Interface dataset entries
☆ ☆ ☆ ☆ ☆

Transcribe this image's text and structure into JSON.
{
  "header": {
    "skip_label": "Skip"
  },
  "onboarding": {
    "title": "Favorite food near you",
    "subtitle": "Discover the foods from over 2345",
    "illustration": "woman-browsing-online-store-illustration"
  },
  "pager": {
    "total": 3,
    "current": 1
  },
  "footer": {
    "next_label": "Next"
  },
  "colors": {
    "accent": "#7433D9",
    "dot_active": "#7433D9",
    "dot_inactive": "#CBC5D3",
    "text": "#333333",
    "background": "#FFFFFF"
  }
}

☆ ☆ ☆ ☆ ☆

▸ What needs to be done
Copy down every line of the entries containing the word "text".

▸ Reply
Transcribe this image's text and structure into JSON.
    "text": "#333333",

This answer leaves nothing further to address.